The pre-event happenings only left seven riders at the top of the Aspen pipe, with but two having a realistic shot at beating Shaun White. Olympic Bronze Medalist, Scotty Lago set down a stunner on his first run. The 2004 World Quarterpipe Champion’s multi-directional frontside 540 pokes and frontside 900 off-axis rocket airs were easily the most respected moves of the night, but like Elena Hight the evening before, the Seabrook, New Hampshire native peaked on his first run, which denied him the benefits of the scoring inertia inherent to all multi-run judged events. Then, on his final run of the event, as the second to last competitor, Lago dropped in to pump his frontside wall before his sure-to-be-massive first hit method and he washed out in the entry transition. Under any circumstance this would be a sour note to end the evening, but the matter was made worse when Scotty quickly hiked back to the top to exorcise a rarely used X Games rule that allows for a rider to receive a re-run if they don’t execute their first hit. Apparently ESPN overlooked their own policy, didn’t allow the rerun and unfairly denied Lago redemption.
This was fourteen-year-old Japanese snowboarding savant, Ayumu Hirano’s first trip to Aspen as an invited athlete. While he can’t communicate a world of English, his riding speaks volumes. Though less-seasoned than the rest of the roster, Ayumu showed the most poise and constancy of the whole field. The 0nly-116-pounds Ayumu outmatched most other riders in terms of airtime and his last hit double corks probably contained enough loft to provide the possibilities of a triple. Ayumu is leaving Aspen with a silver medal in his first X Games ever and the respect of riders across the globe. Many people are already speculating that Ayumu’s arc could take him on a path to Sochi gold in a little over a year. Well, SNOWBOARDER is here to state that this won’t be happening. The skiers who run snowboarding in the Olympics have deemed that no competitors under the age of 16 are allowed to compete in Russia in 2014. Unless Ayumu is keen on the idea of defecting to China where creative birth certificates are commonplace, he’ll have to wait till 2018 when he is nineteen.
For the sixth time in as many years, Shaun White stood atop the Aspen podium. Though Shaun’s slopestyle comeback has yet to produce the expected results, his dominance in halfpipe hasn’t wavered one bit. Shaun’s first hit method airs peaked out at two and a half stories and are proper. From there, his technically superior tricks are unmatched and SNOWBOARDER wouldn’t be surprised if we are typing the words seven-peat in twelve months.
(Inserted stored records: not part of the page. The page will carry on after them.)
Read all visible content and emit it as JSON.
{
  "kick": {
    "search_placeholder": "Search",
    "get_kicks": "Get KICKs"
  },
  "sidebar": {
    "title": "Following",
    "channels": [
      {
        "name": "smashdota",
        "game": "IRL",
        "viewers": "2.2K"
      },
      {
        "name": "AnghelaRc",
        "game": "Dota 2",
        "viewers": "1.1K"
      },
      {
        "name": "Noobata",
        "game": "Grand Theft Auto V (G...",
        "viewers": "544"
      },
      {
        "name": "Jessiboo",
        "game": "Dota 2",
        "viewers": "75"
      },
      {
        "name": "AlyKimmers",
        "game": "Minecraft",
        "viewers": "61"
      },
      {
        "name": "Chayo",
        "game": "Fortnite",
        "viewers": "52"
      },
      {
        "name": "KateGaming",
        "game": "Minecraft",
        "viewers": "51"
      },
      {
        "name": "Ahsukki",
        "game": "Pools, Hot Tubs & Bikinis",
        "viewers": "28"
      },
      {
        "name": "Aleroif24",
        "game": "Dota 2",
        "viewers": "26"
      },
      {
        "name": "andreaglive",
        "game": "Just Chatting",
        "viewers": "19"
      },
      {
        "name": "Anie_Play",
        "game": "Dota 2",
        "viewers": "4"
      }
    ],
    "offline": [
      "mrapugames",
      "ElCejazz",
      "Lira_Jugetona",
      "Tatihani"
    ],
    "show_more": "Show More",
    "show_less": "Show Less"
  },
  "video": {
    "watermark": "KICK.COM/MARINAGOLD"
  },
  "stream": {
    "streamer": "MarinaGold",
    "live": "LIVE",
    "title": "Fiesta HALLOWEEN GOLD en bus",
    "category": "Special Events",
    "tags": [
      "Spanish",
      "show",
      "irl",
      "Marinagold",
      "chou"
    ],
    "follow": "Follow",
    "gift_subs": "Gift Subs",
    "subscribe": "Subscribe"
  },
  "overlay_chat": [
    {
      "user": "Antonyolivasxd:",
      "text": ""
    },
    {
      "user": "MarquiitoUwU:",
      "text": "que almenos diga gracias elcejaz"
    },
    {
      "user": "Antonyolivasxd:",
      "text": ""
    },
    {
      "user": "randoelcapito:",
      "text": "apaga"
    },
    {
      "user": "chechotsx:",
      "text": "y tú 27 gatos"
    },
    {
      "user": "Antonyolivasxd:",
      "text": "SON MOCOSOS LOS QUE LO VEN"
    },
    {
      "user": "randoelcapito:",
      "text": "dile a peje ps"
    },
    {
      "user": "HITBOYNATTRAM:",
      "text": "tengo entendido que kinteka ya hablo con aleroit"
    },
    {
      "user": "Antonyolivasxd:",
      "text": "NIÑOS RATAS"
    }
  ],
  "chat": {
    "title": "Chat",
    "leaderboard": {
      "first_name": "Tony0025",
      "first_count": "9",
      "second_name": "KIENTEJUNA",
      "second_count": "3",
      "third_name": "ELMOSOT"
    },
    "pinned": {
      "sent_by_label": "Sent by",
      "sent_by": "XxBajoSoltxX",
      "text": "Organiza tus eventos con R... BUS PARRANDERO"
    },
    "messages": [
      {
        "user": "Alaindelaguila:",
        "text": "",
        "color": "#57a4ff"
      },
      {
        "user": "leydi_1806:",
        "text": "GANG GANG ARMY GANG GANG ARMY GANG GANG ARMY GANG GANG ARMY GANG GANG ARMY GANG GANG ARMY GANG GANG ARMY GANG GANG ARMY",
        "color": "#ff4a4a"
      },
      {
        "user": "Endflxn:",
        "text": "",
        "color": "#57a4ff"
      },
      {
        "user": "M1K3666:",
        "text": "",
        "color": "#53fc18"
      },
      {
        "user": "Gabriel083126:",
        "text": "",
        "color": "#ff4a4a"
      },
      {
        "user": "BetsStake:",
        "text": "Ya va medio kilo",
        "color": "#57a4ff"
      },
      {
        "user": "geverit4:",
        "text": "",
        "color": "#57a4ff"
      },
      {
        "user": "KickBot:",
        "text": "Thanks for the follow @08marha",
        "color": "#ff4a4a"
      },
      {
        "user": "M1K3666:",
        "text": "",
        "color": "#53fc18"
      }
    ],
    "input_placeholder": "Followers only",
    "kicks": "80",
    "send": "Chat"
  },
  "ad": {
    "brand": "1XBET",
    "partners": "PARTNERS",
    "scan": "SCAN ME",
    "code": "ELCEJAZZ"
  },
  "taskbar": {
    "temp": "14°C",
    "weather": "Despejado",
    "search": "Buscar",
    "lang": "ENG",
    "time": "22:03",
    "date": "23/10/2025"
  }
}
With the culmination of the seventeenth iteration of the Winter X Games, it is time to reflect on four days where snowboarding took center stage. Not only did Big Air and Slopestyle provide more highlight clips than the Halfpipe for the first time ever, Real Snow, live and online, produced podiums that every rider can be proud of. How can’t the “core” be stoked to see Louif get two golds; Dylan Alito and Dylan Thompson on TV representing; and Frank April, sitting in Quebec, shirtless and shitfaced, high on pilsner and pride as a newly crowned X Games champion? To that SNOWBOARDER says, “tabernac.”
First – Shaun White
Second – Ayumu Hirano
Third – Markus Malin
First – Kelly Clark
Second – Elena Hight
Third – Arielle Gold